In 1929, Red Tomahawk travelled to Washington D.C. as Summerall’s personal guest.  Once there at the U.S. Capital, Red Tomahawk was invited to attend a luncheon with President Herbert Hoover and Vice-President Charles Curtis (Curtis himself was an enrolled member of the Osage Indian Nation in Kansas, with native linage also from the Pottawatomie and Kaw Indian Nations). Red Tomahawk presented each with a pipe and a beaded tobacco bag wrapped in grey cloth as a token of Standing Rock’s friendship. 

This photo of Red Tomahawk was taken by Frank B. Fiske.

While in Washington D.C. Red Tomahawk took a tour of Arlington National Cemetery and there he placed his personal warbonnet upon the Tomb of the Unknowns. Upon returning from his State visit, Red Tomahawk was welcomed back to North Dakota and given a general reception at the Bismarck capital.
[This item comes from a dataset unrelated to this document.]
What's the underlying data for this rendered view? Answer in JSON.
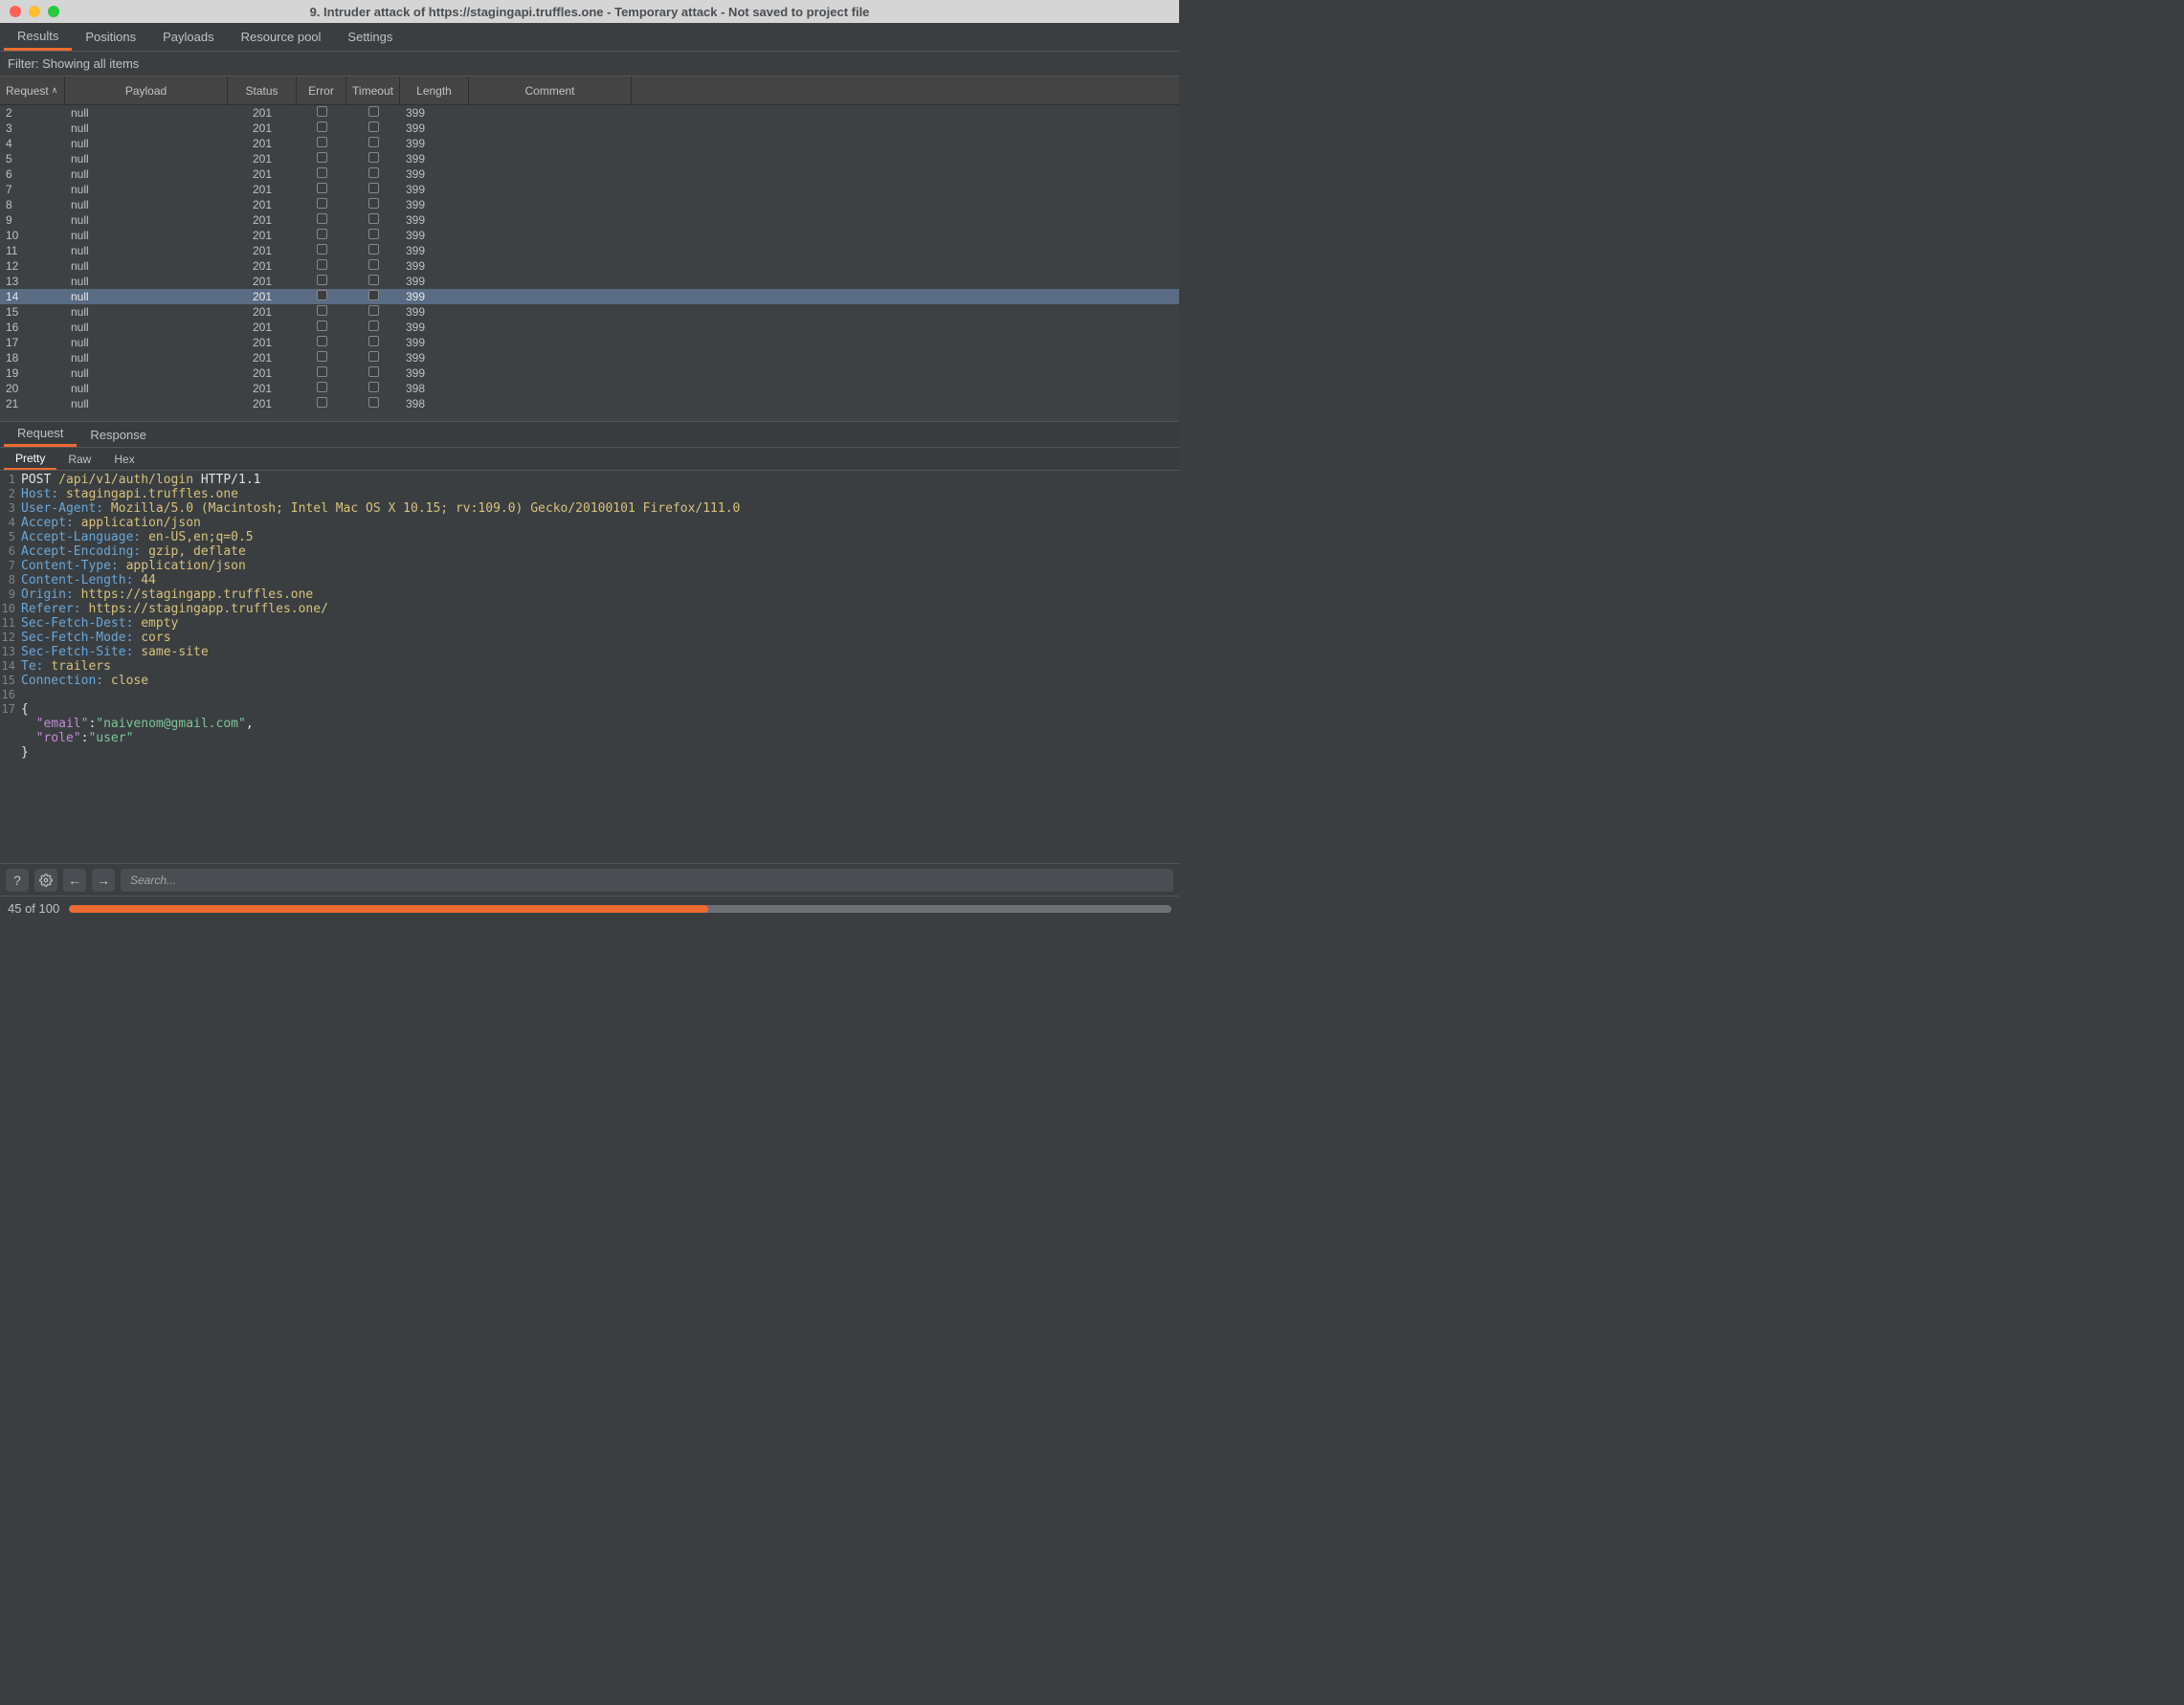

He was the guest of honor. 

Tacanipiluta died as he lived – among his people. He was married four times throughout his life and left six surviving children at the time of his death on August 7, 1931.  Relatives and friends, native and non-native, gathered at his home to pay their final respects to a beloved leader. Burial services were conducted in both Lakota and English.  The State Board of Administration requested that Red Tomahawk be interred on the Bismarck State Capital grounds, but he was laid to rest on the reservation near the Cannonball River according to his family’s wish. 
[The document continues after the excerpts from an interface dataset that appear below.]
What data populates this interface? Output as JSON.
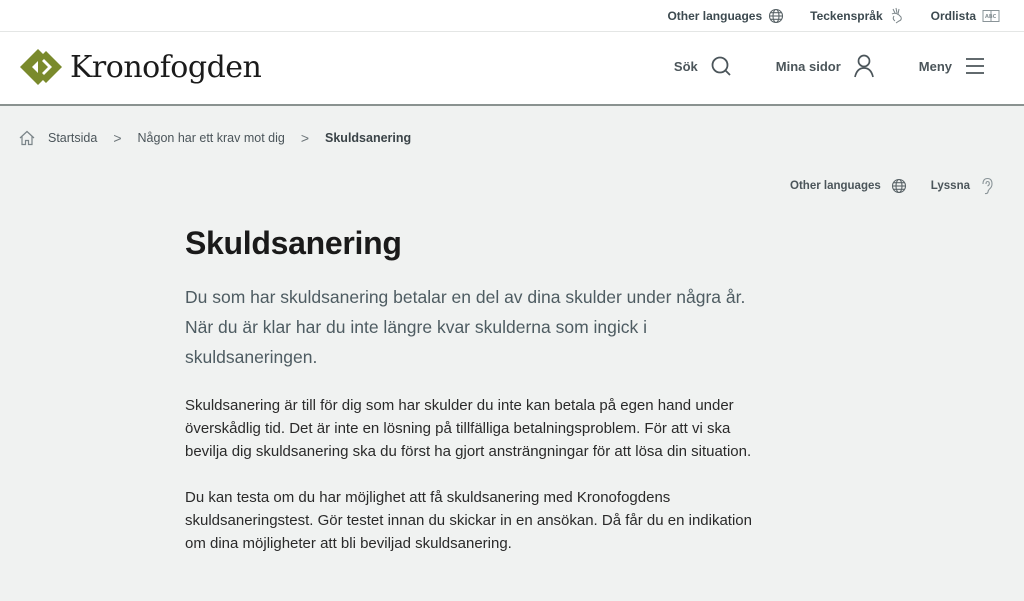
{
  "topbar": {
    "items": [
      {
        "label": "Other languages",
        "icon": "globe-icon"
      },
      {
        "label": "Teckenspråk",
        "icon": "sign-language-icon"
      },
      {
        "label": "Ordlista",
        "icon": "glossary-book-icon"
      }
    ]
  },
  "header": {
    "logo_text": "Kronofogden",
    "brand_color": "#7a8a2c",
    "nav": [
      {
        "label": "Sök",
        "icon": "search-icon"
      },
      {
        "label": "Mina sidor",
        "icon": "user-icon"
      },
      {
        "label": "Meny",
        "icon": "menu-icon"
      }
    ]
  },
  "breadcrumb": {
    "items": [
      "Startsida",
      "Någon har ett krav mot dig",
      "Skuldsanering"
    ]
  },
  "tools": {
    "other_languages": "Other languages",
    "listen": "Lyssna"
  },
  "main": {
    "title": "Skuldsanering",
    "lead": "Du som har skuldsanering betalar en del av dina skulder under några år. När du är klar har du inte längre kvar skulderna som ingick i skuldsaneringen.",
    "paragraphs": [
      "Skuldsanering är till för dig som har skulder du inte kan betala på egen hand under överskådlig tid. Det är inte en lösning på tillfälliga betalningsproblem. För att vi ska bevilja dig skuldsanering ska du först ha gjort ansträngningar för att lösa din situation.",
      "Du kan testa om du har möjlighet att få skuldsanering med Kronofogdens skuldsaneringstest. Gör testet innan du skickar in en ansökan. Då får du en indikation om dina möjligheter att bli beviljad skuldsanering."
    ]
  }
}
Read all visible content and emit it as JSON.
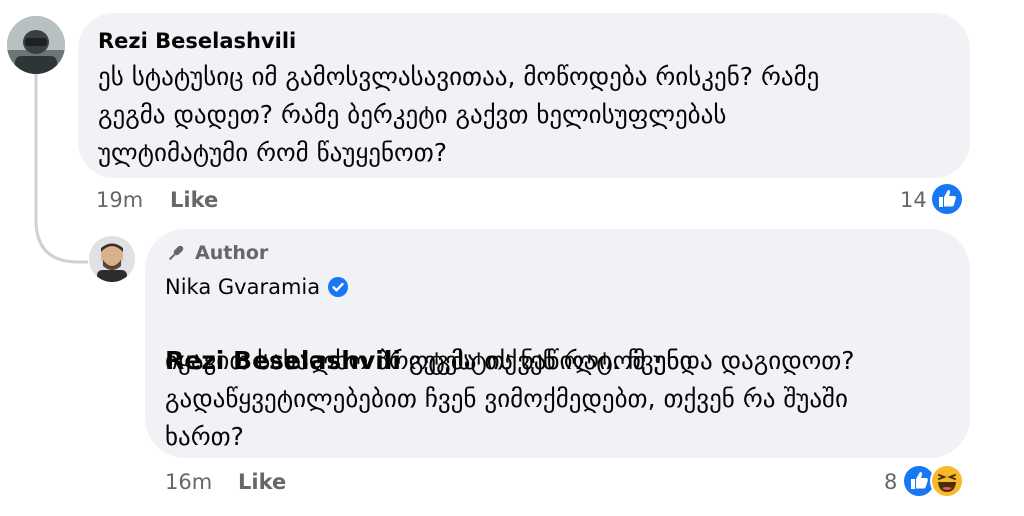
{
  "comment1": {
    "author": "Rezi Beselashvili",
    "text": "ეს სტატუსიც იმ გამოსვლასავითაა, მოწოდება რისკენ? რამე\nგეგმა დადეთ? რამე ბერკეტი გაქვთ ხელისუფლებას\nულტიმატუმი რომ წაუყენოთ?",
    "time": "19m",
    "like_label": "Like",
    "reaction_count": "14"
  },
  "reply1": {
    "badge": "Author",
    "author": "Nika Gvaramia",
    "mention": "Rezi Beselashvili",
    "text_first": " გეგმა თქვენ რატომ უნდა დაგიდოთ?",
    "text_rest": "იყავით სახალხო პროტესტის ნაწილი. ჩვენი\nგადაწყვეტილებებით ჩვენ ვიმოქმედებთ, თქვენ რა შუაში\nხართ?",
    "time": "16m",
    "like_label": "Like",
    "reaction_count": "8"
  },
  "colors": {
    "bubble": "#f0f2f5",
    "secondary_text": "#65676b",
    "like_blue": "#1877f2",
    "verified_blue": "#1877f2"
  }
}
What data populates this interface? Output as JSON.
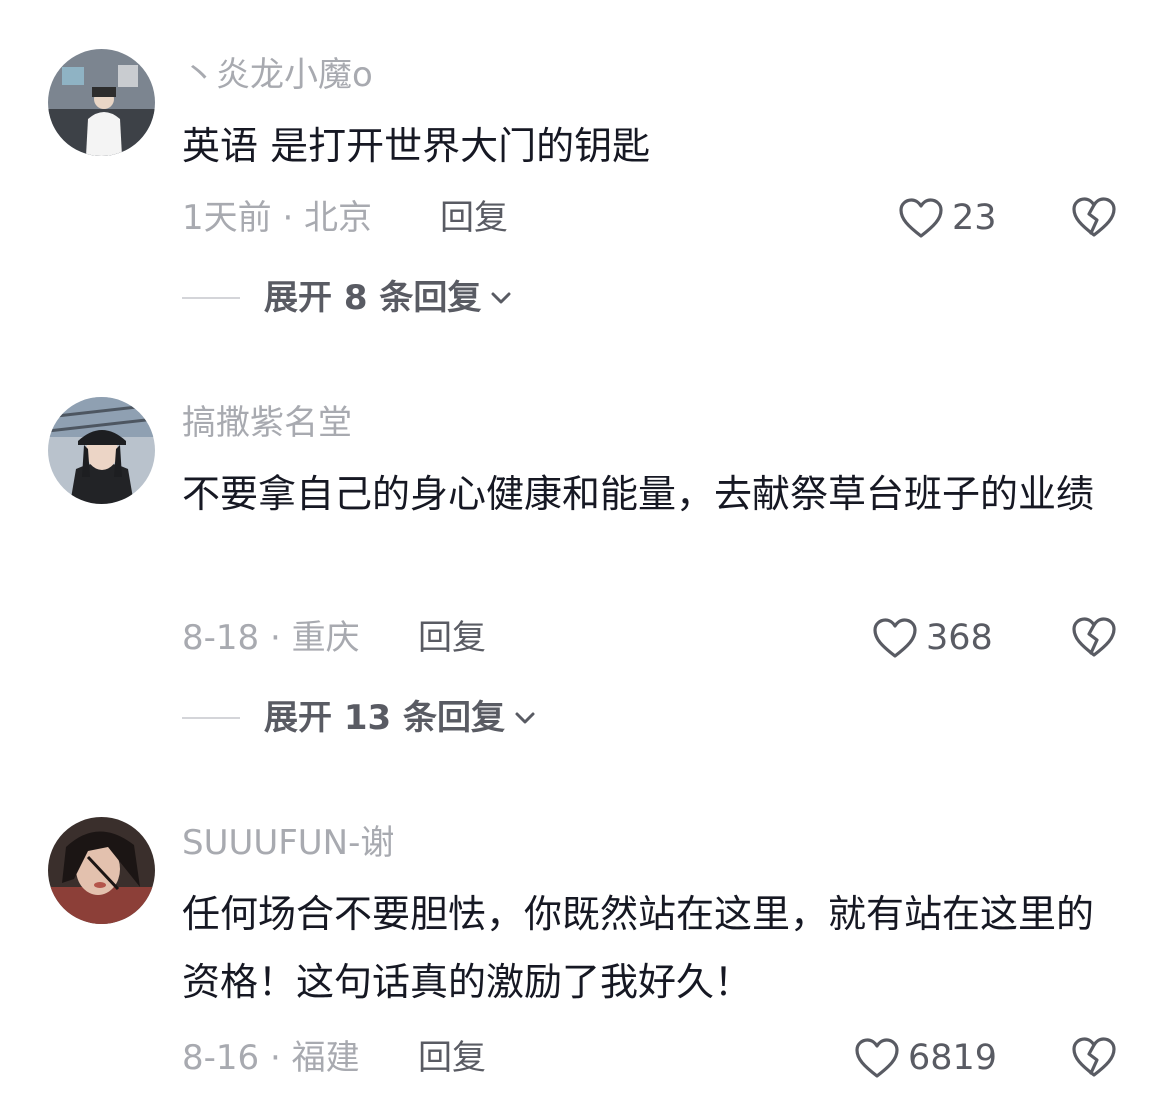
{
  "comments": [
    {
      "username": "丶炎龙小魔o",
      "text": "英语 是打开世界大门的钥匙",
      "meta": "1天前 · 北京",
      "reply_label": "回复",
      "likes": "23",
      "expand_label": "展开 8 条回复",
      "avatar_icon": "avatar-person-white-hoodie"
    },
    {
      "username": "搞撒紫名堂",
      "text": "不要拿自己的身心健康和能量，去献祭草台班子的业绩",
      "meta": "8-18 · 重庆",
      "reply_label": "回复",
      "likes": "368",
      "expand_label": "展开 13 条回复",
      "avatar_icon": "avatar-person-black-cap"
    },
    {
      "username": "SUUUFUN-谢",
      "text": "任何场合不要胆怯，你既然站在这里，就有站在这里的资格！这句话真的激励了我好久！",
      "meta": "8-16 · 福建",
      "reply_label": "回复",
      "likes": "6819",
      "avatar_icon": "avatar-person-red-tone"
    }
  ],
  "icons": {
    "like": "heart-outline-icon",
    "dislike": "broken-heart-icon",
    "expand": "chevron-down-icon"
  },
  "colors": {
    "primary_text": "#161823",
    "secondary_text": "#a8aab0",
    "action_text": "#595b63"
  }
}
Red Tomahawk's image was chosen to represent the North Dakota Highway Patrol.

During his lifetime, Red Tomahawk diligently strove to create positive awareness of his Lakota culture and helped to educate the general public. In public ceremonies, he introduced his culture to everyone from foreign countries to various parts of the United States.  He adamantly displayed his traditional warrior attire for all to see. He generously offered items of cultural and personal significance as tokens of personal relations and to demonstrate a willingness to create harmony amongst all. He advocated for a better life for Standing Rock and worked for peaceful negotiations among all Americans, native and non-native alike. 

The old ND Highway signs with Red Tomahawk's profile.
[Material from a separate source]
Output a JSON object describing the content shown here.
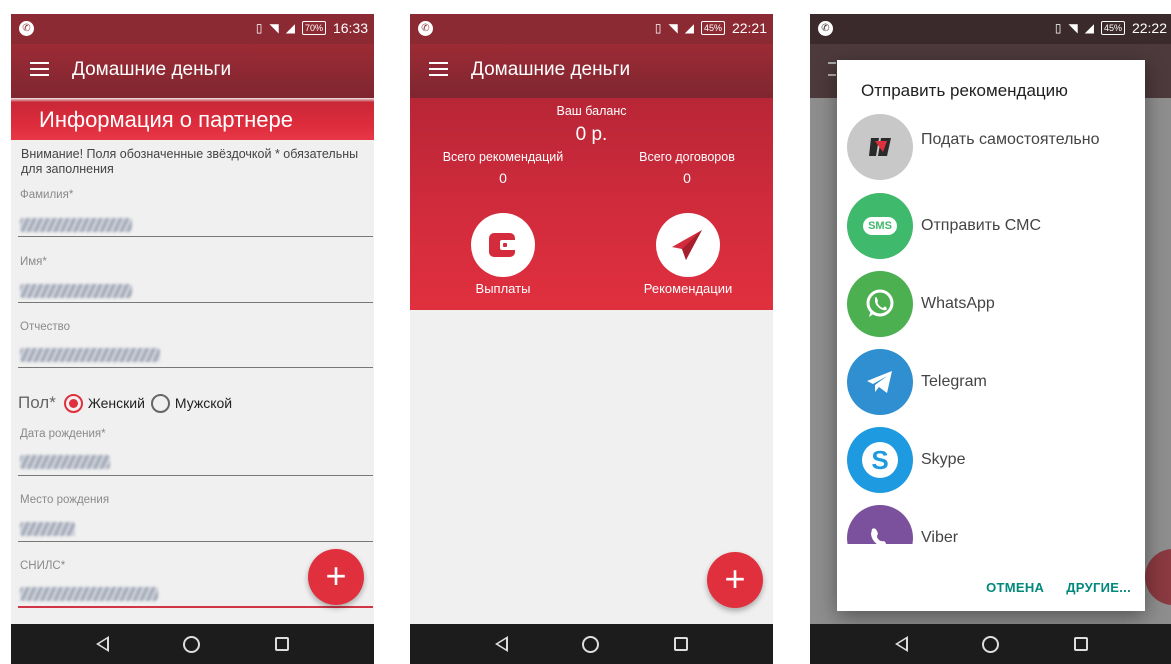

In 1923, Red Tomahawk’s profile was chosen to mark all North Dakota state highways. It is displayed to show all travelers that a Lakota is safely guiding them. In 1951, the North Dakota Highway Patrol also adopted his profile for use as the department symbol and as the patrol vehicle emblem. The department’s Colonel’s Award for Excellence bears Red Tomahawk’s name and likeness to symbolize his contributions to the state of North Dakota as a Lakota warrior and ambassador for peace. 

Present-day ND Highway signs with Red Tomahawk's profile.

Red Tomahawk took the Christian name Marcellus, meaning Young Fighter, when he converted to Christianity, and to reflect his warrior days. 

Of Sitting Bull’s death, Red Tomahawk offered this frank, brutal, and succinct account: At the time of the death of Sitting Bull I was second lieutenant of the Indian Police at Fort Yates.  Sitting Bull had become sullen because of some action of the government and had gone out unto the reservation with a band of Indians. The Indian police were ordered to go out and bring him in dead or alive. We found him with about 500 men out on the banks of the Grand River, about thirty miles from Fort Yates. The Indians in the party were holding a ghost dance, which the government had prohibited. The Indian police went over to where the camp was and told them to stop the dance, but they did not do so. Captain Bull Head, Sergeant Shave Head and myself went over and stood beside Sitting Bull and I grabbed Sitting Bull’s left arm and held him. One of Sitting Bull’s men fired and shot Bull Head. When I saw him sinking to the ground I drew my revolver and shot Sitting Bull twice, once through the left side and once through the head. We broke up the dance and Sitting Bull was taken back to the agency dead.


  1. He met Marshal Foch in 1921, and Queen Marie in 1926, during her Grand Tour in America.

  2. Do you know if any other woman was given this honor befor Queen Marie? Tnx in advance!

  3. Crazy that Sitting Bull was shot in that manner . It didn't sound like he was resisting his arrest. I suppose it was different times then. Kinda sad really.